Research potential options
The third step is researching potential options available. Traders should look at the available products from different providers, consider what level of risk they are comfortable with and compare costs between products. It is also helpful for traders to use spreadsheets to analyse the data before deciding which product to choose. Furthermore, traders can use option pricing models to help forecast the potential return on their investment and assess which strategies may work best for them.
Monitor your positions
The fourth step is monitoring your positions. As markets are highly volatile, traders should regularly assess their position to understand how their strategy is performing and identify any changes in the market that could affect their strategy. For example, traders should be aware of any economic news or political developments which could directly impact their portfolio performance. Additionally, they should review the options contract to ensure it is still suitable for their strategy.
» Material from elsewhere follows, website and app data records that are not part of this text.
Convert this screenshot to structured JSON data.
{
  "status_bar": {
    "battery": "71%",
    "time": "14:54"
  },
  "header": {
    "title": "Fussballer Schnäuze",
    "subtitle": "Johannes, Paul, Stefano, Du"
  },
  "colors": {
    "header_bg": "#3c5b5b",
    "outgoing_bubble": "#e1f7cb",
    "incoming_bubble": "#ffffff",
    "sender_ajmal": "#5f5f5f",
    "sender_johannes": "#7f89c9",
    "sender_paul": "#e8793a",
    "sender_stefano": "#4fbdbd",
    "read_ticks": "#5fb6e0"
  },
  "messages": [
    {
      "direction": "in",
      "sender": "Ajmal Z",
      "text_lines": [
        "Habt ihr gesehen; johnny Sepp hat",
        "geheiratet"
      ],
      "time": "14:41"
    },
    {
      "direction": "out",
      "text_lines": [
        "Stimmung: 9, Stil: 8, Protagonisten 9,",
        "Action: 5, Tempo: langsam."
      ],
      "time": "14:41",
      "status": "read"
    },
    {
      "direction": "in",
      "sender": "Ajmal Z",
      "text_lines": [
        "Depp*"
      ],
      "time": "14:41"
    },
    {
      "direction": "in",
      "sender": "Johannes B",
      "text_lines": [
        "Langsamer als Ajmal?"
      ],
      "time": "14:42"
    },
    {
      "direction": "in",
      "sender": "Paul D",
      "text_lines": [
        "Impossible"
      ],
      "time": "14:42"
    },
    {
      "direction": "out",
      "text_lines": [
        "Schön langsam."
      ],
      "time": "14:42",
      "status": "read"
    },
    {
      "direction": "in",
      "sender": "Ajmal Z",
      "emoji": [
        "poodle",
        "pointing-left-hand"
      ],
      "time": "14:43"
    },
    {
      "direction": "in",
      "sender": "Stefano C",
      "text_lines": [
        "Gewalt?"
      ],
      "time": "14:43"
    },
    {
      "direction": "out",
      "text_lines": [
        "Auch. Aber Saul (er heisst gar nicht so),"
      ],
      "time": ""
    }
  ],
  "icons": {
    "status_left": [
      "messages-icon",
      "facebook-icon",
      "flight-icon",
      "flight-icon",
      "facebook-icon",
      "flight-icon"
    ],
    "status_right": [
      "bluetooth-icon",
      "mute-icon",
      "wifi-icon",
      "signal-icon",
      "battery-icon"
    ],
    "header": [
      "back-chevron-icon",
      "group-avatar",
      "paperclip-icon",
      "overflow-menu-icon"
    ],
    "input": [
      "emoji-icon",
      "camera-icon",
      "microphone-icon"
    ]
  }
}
Close out your positions
The fifth step is closing out your positions. When the market moves in a beneficial direction to the trader, they should know when to close their position and take profits. Similarly, when markets move unfavourably, traders should know when to close their positions and limit losses. Knowing when to exit a trade helps traders protect their potential profits and limit risk exposure. Trading costs should also be considered before closing a position to ensure the overall strategy remains profitable.
Advantages of using options as a hedging strategy
Using options as a hedging strategy has numerous advantages for traders. Acknowledging these advantages can help traders determine whether options are the right tool for their investment strategy and help them take calculated risks.
Low capital requirements and high leverage
Options have low capital requirements and allow traders to enter trades with a higher level of leverage. It limits traders’ risk exposure while still participating in potentially profitable opportunities.
Ability to manage risk
Options allow traders to control and manage their risk at each trade stage. They can take on various positions depending on their outlook for the market, such as “long” or “short”, and use strategies such as spreads to reduce their risk exposure.
Lower transaction costs
Options can also help traders lower their transaction costs by allowing them to enter and exit trades without buying or selling the underlying asset. Additionally, options have fixed contract sizes, making them suitable for investors with smaller capital. Options are also traded on exchanges, meaning trading costs are transparent, and commission fees tend to be lower than other trading methods.